Yesterday I was sitting in the office talking to some of the Oklahoma’s Children, Our Future petition circulators during the weekly signature turn-in day. It’s a busy day in the office. People are coming in with hundreds of signatures from folks all across the state who want to improve our education system and get the initiative on the ballot in November.
Then my phone started buzzing. At first, I thought it was no big deal. I mean, it could be a Twitter notification or a new email.
But it was a very big deal.
It was a text message letting me know Oklahoma City Public Schools will be cutting 208 teaching positions.
My heart sank. Here I was sitting in the campaign office with volunteers and staff all working tirelessly to get an education funding initiative on the ballot this November. The stakes couldn't be higher, and the text message announcing the cuts just made the work we were all doing on the ballot measure more important than ever.
The announcement comes just a few days after reading a heartbreaking tweet from a school principal.
You see, I tune in to the Oklahoma education (#OklaEd) chat that takes place on Sunday evenings. Hundreds of Oklahoma educators “meet up” each week on Twitter to share best practices and help each other. During this week’s #OklaEd chat, moderator Jason James started the conversation by posting a simple question:
Q1) What is the most pressing issue for you as an #oklaed educator? Budget, T Shortage, RIF, class size, Standards, pay, or something else?
— Dr. Jason James (@James409Jason)
The responses were sobering. But none more than this one:
A1) calming the fears of teachers on temporary contracts and elective teachers #OklaEd— Adam McPhail (@JMSprincipal)
This tweet by the Jones Middle School principal was so disheartening, and today’s news of teacher cuts serves to remind us how true these fears are.
No educator’s first priority should be calming the fears of teachers worried that massive budget cuts could cost them their job. But in this funding crisis, that’s exactly what’s happening.

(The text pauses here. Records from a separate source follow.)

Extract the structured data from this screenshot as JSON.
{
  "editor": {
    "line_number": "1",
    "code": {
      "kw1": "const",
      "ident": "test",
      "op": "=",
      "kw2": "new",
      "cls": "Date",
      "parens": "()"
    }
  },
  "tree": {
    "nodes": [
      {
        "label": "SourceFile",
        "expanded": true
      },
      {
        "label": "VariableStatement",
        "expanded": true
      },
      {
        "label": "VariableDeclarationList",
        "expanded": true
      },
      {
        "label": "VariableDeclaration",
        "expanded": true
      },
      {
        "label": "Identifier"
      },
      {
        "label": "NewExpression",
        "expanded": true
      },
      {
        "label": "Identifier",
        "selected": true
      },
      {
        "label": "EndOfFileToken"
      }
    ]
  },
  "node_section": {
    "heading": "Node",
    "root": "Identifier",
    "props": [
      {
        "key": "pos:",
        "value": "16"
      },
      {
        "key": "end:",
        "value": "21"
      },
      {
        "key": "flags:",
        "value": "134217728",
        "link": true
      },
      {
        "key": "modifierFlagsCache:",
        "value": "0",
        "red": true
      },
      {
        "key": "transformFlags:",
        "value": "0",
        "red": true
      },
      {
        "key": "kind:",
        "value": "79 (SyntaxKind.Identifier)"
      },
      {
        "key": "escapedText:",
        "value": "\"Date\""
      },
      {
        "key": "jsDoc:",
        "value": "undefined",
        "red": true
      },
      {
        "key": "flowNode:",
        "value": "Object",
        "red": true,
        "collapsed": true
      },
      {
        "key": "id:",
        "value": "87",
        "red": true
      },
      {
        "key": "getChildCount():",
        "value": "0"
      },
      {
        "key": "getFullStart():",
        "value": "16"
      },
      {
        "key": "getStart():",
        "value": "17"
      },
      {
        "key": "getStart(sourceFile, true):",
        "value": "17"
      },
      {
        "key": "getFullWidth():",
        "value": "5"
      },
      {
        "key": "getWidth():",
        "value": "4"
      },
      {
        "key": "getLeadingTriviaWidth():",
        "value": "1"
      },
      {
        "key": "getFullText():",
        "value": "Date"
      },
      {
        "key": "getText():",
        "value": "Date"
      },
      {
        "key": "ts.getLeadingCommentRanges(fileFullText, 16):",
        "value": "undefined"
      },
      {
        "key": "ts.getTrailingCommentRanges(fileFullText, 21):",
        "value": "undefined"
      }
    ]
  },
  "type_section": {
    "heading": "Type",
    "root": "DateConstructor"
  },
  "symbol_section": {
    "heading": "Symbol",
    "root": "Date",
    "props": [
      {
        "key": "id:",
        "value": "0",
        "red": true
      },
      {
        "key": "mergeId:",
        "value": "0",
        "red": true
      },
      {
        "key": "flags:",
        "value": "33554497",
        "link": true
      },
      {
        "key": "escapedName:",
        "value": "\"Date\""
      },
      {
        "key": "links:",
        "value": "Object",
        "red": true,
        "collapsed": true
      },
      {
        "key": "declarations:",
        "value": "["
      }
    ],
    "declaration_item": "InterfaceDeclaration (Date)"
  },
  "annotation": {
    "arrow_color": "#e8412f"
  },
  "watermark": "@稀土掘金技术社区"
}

It’s difficult to plan long term when you are managing one day, one crisis at a time. For school leaders, it means they are often forced to make decisions based on keeping the lights on, or if they should cut art, drama, or AP and elective classes instead of focusing on long-term, strategic planning and supporting teachers to improve student outcomes.
These are the true consequences of the budget cuts, and they are harming Oklahoma students.

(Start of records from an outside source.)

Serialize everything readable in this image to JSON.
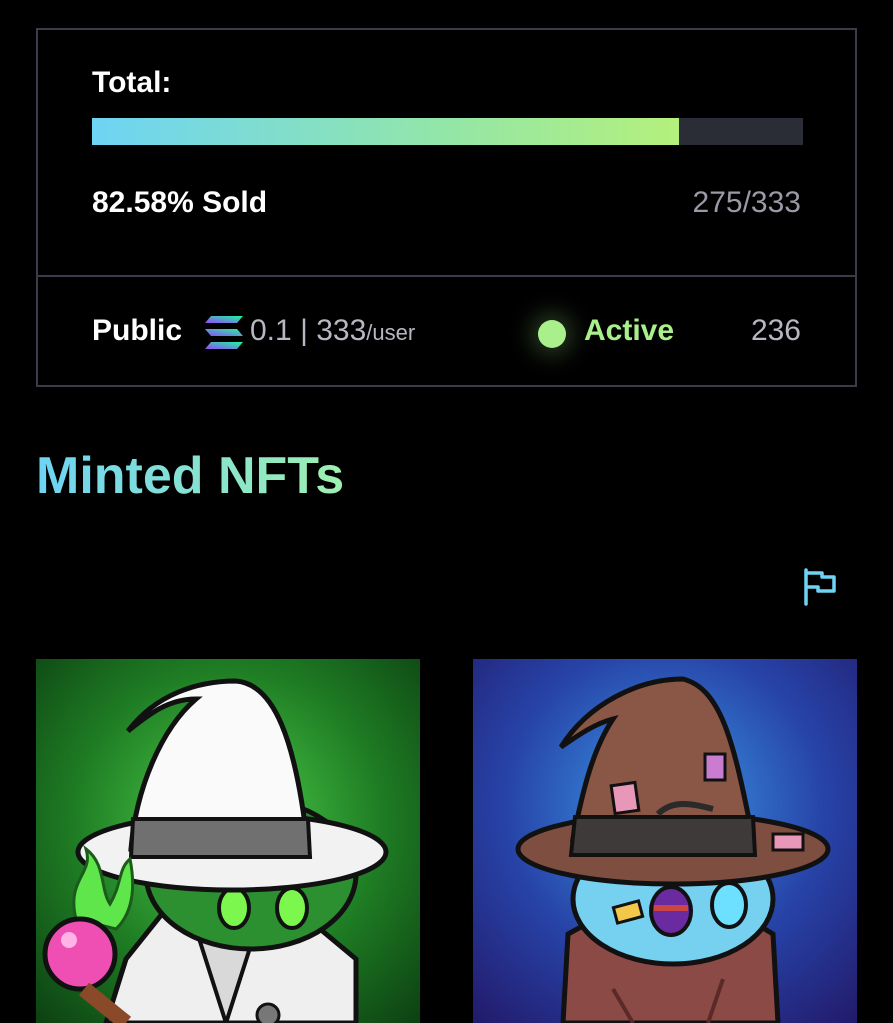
{
  "mint": {
    "total_label": "Total:",
    "progress_fraction": 0.8258,
    "sold_label": "82.58% Sold",
    "sold_count": "275/333",
    "phase": {
      "name": "Public",
      "currency_icon": "solana-icon",
      "price": "0.1",
      "separator": "|",
      "limit": "333",
      "limit_unit": "/user",
      "status": "Active",
      "count": "236"
    }
  },
  "minted": {
    "title": "Minted NFTs",
    "report_icon": "flag-icon",
    "items": [
      {
        "icon": "white-wizard-nft-image"
      },
      {
        "icon": "brown-wizard-nft-image"
      }
    ]
  },
  "colors": {
    "background": "#000000",
    "border": "#3b3b4a",
    "accent_blue": "#6dd4f4",
    "accent_green": "#a9f08c",
    "muted_text": "#9a9aa6"
  }
}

Anyone who’s ever had to live paycheck to paycheck and manage their life in crisis mode knows what a struggle that can be. It’s no way to live--and it’s nearly impossible to get ahead. Yet, that’s the situation our schools, our teachers, and ultimately our students are facing on a daily basis.
We can’t expect educators to move mountains when it comes to student outcomes if we fail to support them with appropriate funding. And we can’t expect schools to thrive when they are in a constant state of crisis.

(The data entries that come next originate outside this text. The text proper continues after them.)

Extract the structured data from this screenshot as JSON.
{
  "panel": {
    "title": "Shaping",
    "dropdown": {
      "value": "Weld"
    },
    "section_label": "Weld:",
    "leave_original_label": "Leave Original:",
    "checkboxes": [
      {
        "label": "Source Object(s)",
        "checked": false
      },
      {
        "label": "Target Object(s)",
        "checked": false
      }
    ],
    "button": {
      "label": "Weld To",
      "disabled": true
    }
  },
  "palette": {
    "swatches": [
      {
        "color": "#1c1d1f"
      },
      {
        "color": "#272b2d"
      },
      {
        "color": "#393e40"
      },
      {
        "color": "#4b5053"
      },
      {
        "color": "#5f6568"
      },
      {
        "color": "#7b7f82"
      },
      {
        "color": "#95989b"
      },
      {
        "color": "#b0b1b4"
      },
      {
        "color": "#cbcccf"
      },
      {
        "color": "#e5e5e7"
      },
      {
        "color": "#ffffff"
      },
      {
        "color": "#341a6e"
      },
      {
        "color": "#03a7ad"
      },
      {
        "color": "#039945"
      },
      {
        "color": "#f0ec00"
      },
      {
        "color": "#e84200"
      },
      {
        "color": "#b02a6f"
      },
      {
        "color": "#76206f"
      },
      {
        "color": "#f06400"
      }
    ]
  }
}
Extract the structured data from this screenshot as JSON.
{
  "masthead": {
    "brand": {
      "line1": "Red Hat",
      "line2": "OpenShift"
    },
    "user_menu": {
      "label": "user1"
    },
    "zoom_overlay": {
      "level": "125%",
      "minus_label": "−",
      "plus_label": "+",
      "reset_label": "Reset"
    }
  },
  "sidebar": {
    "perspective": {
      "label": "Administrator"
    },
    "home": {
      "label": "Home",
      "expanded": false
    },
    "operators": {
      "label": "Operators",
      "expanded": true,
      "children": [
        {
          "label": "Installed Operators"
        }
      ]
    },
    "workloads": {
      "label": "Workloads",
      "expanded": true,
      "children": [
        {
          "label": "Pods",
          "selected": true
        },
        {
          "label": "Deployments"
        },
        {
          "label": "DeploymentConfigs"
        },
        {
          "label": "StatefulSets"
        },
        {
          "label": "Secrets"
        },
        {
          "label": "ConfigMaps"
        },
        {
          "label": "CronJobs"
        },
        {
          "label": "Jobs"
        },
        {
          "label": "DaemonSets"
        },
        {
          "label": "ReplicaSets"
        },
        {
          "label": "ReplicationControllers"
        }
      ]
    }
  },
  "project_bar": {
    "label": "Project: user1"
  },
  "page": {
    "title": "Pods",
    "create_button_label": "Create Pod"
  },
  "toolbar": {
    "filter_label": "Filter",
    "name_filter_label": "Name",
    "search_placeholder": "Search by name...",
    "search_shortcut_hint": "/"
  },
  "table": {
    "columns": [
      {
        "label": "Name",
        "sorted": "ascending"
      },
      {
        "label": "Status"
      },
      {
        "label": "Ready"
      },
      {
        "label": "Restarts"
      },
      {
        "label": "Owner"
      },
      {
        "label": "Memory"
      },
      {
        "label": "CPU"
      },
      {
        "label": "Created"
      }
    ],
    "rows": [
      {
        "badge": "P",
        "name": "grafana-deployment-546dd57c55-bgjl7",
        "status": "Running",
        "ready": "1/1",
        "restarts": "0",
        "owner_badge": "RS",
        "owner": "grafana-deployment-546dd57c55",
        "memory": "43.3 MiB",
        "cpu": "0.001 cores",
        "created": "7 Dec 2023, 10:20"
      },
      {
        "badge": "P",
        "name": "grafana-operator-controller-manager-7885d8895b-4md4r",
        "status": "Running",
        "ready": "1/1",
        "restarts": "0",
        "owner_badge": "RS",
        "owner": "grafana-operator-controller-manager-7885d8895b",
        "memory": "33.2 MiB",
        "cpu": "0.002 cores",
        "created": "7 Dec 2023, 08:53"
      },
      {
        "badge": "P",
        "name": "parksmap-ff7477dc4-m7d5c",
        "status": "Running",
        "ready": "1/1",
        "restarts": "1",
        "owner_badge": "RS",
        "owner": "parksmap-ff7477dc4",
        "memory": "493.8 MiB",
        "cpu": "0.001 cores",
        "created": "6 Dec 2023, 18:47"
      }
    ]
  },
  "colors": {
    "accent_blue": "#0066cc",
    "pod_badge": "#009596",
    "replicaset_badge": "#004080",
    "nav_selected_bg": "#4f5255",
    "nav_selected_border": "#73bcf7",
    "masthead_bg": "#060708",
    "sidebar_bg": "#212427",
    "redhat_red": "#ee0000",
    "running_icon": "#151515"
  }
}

That’s why I think now, more than ever, this initiative petition is so important. We simply can’t afford to wait any longer.
These tough times are forcing our educators to make tough choices. The success of the signature collection process (234,000 and counting in just over a month's time) gives me hope that help is on the way. Yesterday's news and that eye-opening tweet lead me to ask this basic question: Oklahoma, aren’t we better than this?